How to Be a Woman
Format: PDF / Kindle (mobi) / ePub
The New York Times bestseller—part manifesto, part memoir—that put a new face on feminism as it cut to the heart of issues with an irreverent, transcendent, and hilarious touch—now available in a limited Olive Edition.
“There are lots of things to love about Caitlin Moran’s How to Be a Woman….A glorious, timely stand against sexism so ingrained we barely even notice it. It is, in the dour language [Moran] militates so brilliantly against, a book that needed to be written.”—New York Times
Though they have the vote and the Pill and haven't been burned as witches since 1727, life isn't exactly a stroll down the catwalk for modern women. They are beset by uncertainties and questions: Why are they supposed to get Brazilians? Why do bras hurt? Why the incessant talk about babies? And do men secretly hate them?
Caitlin Moran interweaves provocative observations on women's lives with laugh-out-loud funny scenes from her own, from the riot of adolescence to her development as a writer, wife, and mother. With rapier wit, Moran slices right to the truth—whether it's about the workplace, strip clubs, love, fat, abortion, popular entertainment, or children—to jump-start a new conversation about feminism. With humor, insight, and verve, How to Be a Woman lays bare the reasons why female rights and empowerment are essential issues not only for women today but also for society itself.
wear stilettos for a year. But whenever the mood takes a man to wear a dress, or a woman to go furry, there’s no reason why it shouldn’t be part of the range. There are some women out there who are just going to look better with a mustache: that’s statistics. There are a lot of armpits that will look better with a silky curl of fur than they do stripped, or plucked, depending on what outfit is being rocked at the time. A monobrow can be magnificent: my six-year-old—raised on pictures of Frida

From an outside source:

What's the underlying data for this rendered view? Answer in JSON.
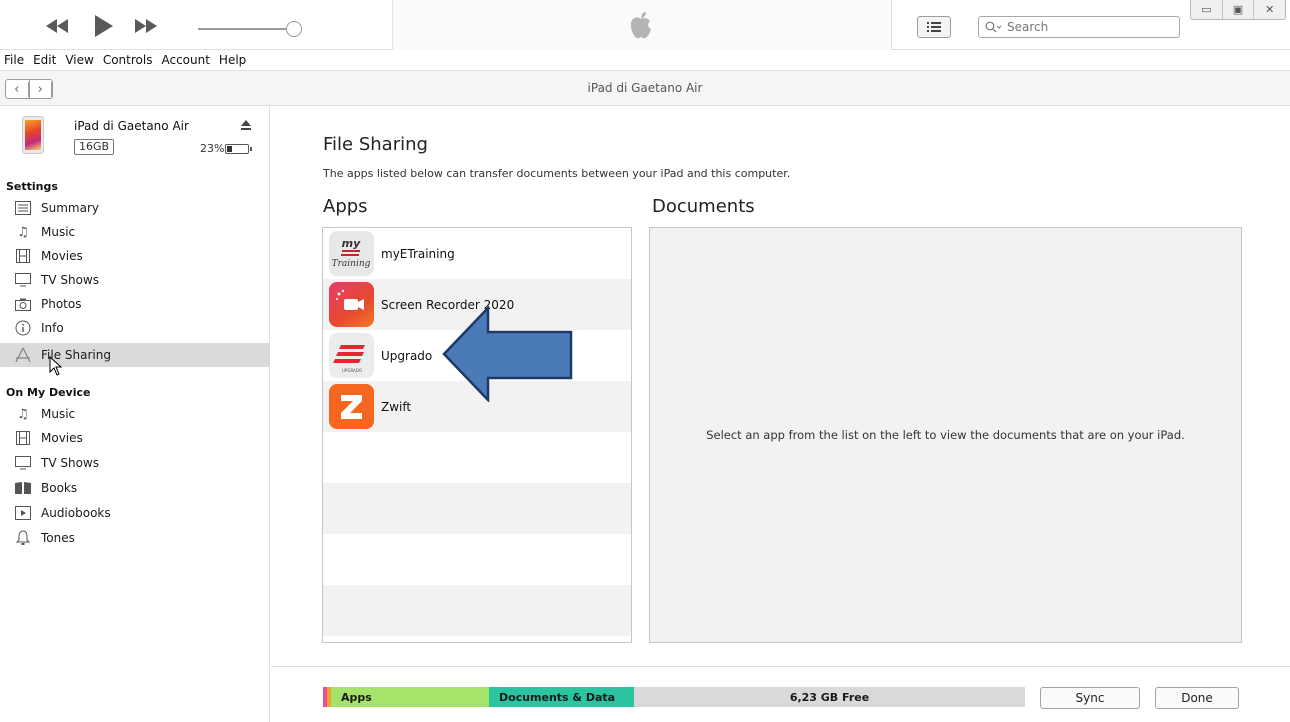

do not think you shouldn’t be standing on that chair, shouting, “I AM A FEMINIST!” if you are a boy. A male feminist is one of the most glorious end-products of evolution. A male feminist should ABSOLUTELY be on the chair—so we ladies may all toast you, in champagne, before coveting your body wildly. And maybe get you to change that lightbulb, while you’re up there. We cannot do it ourselves. There is a big spiderweb on the socket. I was 15 when I first said, “I am a feminist.” Here I am in my

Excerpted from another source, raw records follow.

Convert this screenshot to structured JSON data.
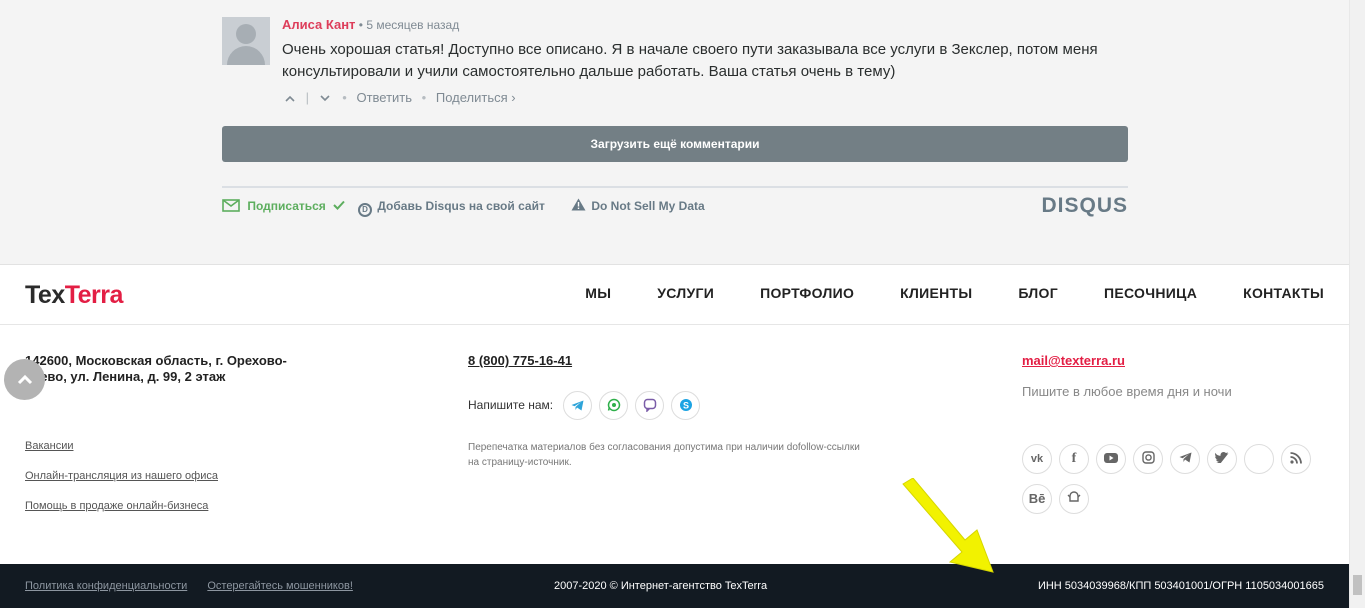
{
  "comment": {
    "author": "Алиса Кант",
    "time_sep": "•",
    "time": "5 месяцев назад",
    "text": "Очень хорошая статья! Доступно все описано. Я в начале своего пути заказывала все услуги в Зекслер, потом меня консультировали и учили самостоятельно дальше работать. Ваша статья очень в тему)",
    "upvote_icon": "chevron-up-icon",
    "downvote_icon": "chevron-down-icon",
    "reply_label": "Ответить",
    "share_label": "Поделиться ›"
  },
  "disqus": {
    "load_more_label": "Загрузить ещё комментарии",
    "subscribe_label": "Подписаться",
    "add_disqus_label": "Добавь Disqus на свой сайт",
    "dns_label": "Do Not Sell My Data",
    "logo_text": "DISQUS"
  },
  "nav": {
    "logo_part1": "Tex",
    "logo_part2": "Terra",
    "items": [
      "МЫ",
      "УСЛУГИ",
      "ПОРТФОЛИО",
      "КЛИЕНТЫ",
      "БЛОГ",
      "ПЕСОЧНИЦА",
      "КОНТАКТЫ"
    ]
  },
  "footer": {
    "address": "142600, Московская область, г. Орехово-Зуево, ул. Ленина, д. 99, 2 этаж",
    "links": [
      "Вакансии",
      "Онлайн-трансляция из нашего офиса",
      "Помощь в продаже онлайн-бизнеса"
    ],
    "phone": "8 (800) 775-16-41",
    "write_us_label": "Напишите нам:",
    "messengers": [
      "telegram-icon",
      "whatsapp-icon",
      "viber-icon",
      "skype-icon"
    ],
    "reprint_note": "Перепечатка материалов без согласования допустима при наличии dofollow-ссылки на страницу-источник.",
    "email": "mail@texterra.ru",
    "email_note": "Пишите в любое время дня и ночи",
    "socials": [
      "vk-icon",
      "facebook-icon",
      "youtube-icon",
      "instagram-icon",
      "telegram-icon",
      "twitter-icon",
      "blank-icon",
      "rss-icon",
      "behance-icon",
      "pikabu-icon"
    ]
  },
  "bottom_bar": {
    "privacy_link": "Политика конфиденциальности",
    "fraud_link": "Остерегайтесь мошенников!",
    "copyright": "2007-2020 © Интернет-агентство TexTerra",
    "legal_ids": "ИНН 5034039968/КПП 503401001/ОГРН 1105034001665"
  },
  "colors": {
    "brand_red": "#e31e44",
    "author_red": "#dd3d5a",
    "load_more_bg": "#737f85",
    "subscribe_green": "#5dae5e",
    "bottom_bar_bg": "#121a22",
    "arrow_yellow": "#f2f200"
  }
}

opportunity to work on my stand-up routines. Two years later, and I’m still going on about the dress. I’m twirling around in it like Scarlett O’Hara in her ballgown. “It was only 12 pounds!” I say guiltily. “Twelve pounds! Although it felt lovely to buy something new, I won’t need another dress for years now! I can dress it up and dress it down with accessories! It really will be value for the money. That’s my celebratory spending spree finished.” “You know,” Pete says, polishing off his 914th
reasonably fair person, who could always accessorize well with gloves”—while weeping. Now I know how birth works—now I’ve been talked through labor by that quiet-voiced woman—I feel I’ve finally been told what my task is. It’s simple—so simple I’m amazed I didn’t know it before. One morning I am going to wake up, and before I sleep again, I will have to tick off a long list of contractions, one by one. And when I get to the last one, I will have my girl. Each one of these will be a job in
time he pans the stream, and true love on the very day he decides he needs to settle down. “I can’t have you,” I tell him sadly. “The world will fall in if I have you.” Because not even for a second do I think I should have this baby. I have no dilemma, no terrible decision to make—because I know, with calm certainty, that I don’t want another child now, in the same way I know absolutely that I don’t want to go to India, or be blond, or fire a gun. This isn’t who I’m going to be, again: